About this exercise: All lines in the material below that hold "JSON" should be found and copied.

Entries supplied:
---*---
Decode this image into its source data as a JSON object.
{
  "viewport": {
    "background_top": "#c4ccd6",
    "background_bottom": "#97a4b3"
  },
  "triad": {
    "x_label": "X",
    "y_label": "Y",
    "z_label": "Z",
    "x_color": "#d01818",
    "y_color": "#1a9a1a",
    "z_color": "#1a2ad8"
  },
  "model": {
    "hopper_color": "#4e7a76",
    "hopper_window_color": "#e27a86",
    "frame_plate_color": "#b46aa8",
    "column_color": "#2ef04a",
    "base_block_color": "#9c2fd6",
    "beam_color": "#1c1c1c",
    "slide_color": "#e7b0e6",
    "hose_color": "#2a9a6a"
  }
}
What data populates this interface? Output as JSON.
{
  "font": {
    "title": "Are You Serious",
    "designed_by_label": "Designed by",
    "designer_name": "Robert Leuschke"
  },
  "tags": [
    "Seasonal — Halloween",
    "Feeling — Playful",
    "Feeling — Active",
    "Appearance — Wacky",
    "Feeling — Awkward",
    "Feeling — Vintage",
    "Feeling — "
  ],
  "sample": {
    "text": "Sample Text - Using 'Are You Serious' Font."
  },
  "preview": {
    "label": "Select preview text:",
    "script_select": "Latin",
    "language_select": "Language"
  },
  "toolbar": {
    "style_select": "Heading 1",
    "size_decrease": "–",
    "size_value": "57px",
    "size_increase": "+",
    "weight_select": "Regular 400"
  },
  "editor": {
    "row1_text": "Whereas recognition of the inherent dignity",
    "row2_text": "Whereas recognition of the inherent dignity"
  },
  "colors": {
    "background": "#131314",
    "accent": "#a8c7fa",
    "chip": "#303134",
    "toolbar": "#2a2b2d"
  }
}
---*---
Output below:
Decode this image into its source data as a JSON object.
What data populates this interface? Output as JSON.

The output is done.